wracu f. avenging: wræce, wrace as. B 20, 21 writan I write: A 5 gewriðan I tie: gewriðen p.p. nsf. C 7 (ge)wrixlian wk. 2 alter, exchange: C 10; wrixlie pr. subj. sg. A 40 wucan see wicu wulf m. wolf: -um dp. A 10 wull f fleece: wvlla ap. A n gewuna m. habit: B 8; -n ds. C 7 wurðeð see weorðan wydewe f. widow: wydewan á . B 11 (ge)wyrcean wk. 1 work, perform {w. acc. or dat.): gewyrceð pr. 3 sg. A 83*;

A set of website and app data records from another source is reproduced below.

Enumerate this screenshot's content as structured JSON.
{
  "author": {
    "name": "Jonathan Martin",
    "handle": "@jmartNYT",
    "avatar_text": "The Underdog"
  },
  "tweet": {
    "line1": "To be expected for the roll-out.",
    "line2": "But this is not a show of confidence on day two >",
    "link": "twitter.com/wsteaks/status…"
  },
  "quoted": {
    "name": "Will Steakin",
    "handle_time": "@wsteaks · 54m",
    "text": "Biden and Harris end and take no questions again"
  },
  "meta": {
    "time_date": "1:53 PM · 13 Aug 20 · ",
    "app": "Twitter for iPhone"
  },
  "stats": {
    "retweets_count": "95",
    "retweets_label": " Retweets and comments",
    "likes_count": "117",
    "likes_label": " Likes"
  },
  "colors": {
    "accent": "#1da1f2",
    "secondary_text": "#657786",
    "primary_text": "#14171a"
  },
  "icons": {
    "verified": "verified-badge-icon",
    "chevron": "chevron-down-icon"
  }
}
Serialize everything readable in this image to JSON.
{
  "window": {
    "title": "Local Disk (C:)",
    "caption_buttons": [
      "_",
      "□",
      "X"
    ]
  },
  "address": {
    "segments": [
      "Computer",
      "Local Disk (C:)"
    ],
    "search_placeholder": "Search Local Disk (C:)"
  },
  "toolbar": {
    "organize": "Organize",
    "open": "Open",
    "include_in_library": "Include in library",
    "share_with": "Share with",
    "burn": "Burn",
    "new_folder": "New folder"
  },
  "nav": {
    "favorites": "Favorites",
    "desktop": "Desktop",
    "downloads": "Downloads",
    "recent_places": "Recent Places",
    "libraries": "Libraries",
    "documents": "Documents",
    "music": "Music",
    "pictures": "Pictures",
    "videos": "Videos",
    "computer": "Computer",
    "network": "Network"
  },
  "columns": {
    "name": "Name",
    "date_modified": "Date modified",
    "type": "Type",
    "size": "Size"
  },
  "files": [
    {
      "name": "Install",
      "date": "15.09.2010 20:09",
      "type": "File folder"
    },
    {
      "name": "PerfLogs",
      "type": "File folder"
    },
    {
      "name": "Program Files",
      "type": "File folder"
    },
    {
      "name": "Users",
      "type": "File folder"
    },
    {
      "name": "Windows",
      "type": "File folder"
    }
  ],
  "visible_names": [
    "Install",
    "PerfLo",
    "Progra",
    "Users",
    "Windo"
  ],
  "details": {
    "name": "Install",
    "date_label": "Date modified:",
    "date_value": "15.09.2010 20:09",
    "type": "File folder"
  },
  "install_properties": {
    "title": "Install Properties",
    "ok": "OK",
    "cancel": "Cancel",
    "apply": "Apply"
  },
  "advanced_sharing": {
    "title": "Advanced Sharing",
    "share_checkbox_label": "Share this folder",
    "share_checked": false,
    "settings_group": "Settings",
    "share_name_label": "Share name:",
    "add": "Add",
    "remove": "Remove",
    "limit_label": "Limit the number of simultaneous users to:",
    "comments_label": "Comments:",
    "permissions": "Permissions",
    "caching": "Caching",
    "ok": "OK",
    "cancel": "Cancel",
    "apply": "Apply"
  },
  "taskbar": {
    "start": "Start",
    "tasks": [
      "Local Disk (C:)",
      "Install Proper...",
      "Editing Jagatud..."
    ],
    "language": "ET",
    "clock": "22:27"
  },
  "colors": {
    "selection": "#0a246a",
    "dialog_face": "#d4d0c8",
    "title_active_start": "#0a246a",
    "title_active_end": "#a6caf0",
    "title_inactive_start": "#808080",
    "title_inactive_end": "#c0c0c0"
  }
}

wyrceað pr. pi. A 6; wyrcean pr. subj. pi. A 6; geworhtest p. 2 sg. App. I 27; geworht ep. 3 sg. App. I n ; geworht p.p. A 16, App. I 15, App. II 3, etc. gewyrht f deed: -um dp. App. I 25 wyrignyss f. curse, cursing: -a ap. App.

18 wyrrest see yfel ydel see idel yfel adj. sinful, bad: -an apf. wk. A 83; -e apn. A 83; -um dp. App. II 27; superl. wyrreste nsn. wk. A 61, B 12 yfel n. wickedness: -es gs. App. II 24, App. IV 27; -e is. App. II 3

ylca adj. same: -n asf. A 114, B 10; ylce asn. App. I 29; ylcan isn. A 29 yldra m. ancestor {compar, of eald used as subst.): -n np. App. I 32 ymb(e) prep. w. acc. about: in temporal expressions {usually not to be translated) A 30, 130, App. I 9 (‘every’) ymrendæg m. Ember-day: -dagas ap. App. Ill 11 yppan wk. / disclose: yppe pr. subj. sg. A . 25 yrre n. anger: as. A 74, B 24, App. I 43 yt see etan ytemest adj. superl. uttermost, last: -an dsf wk. A 98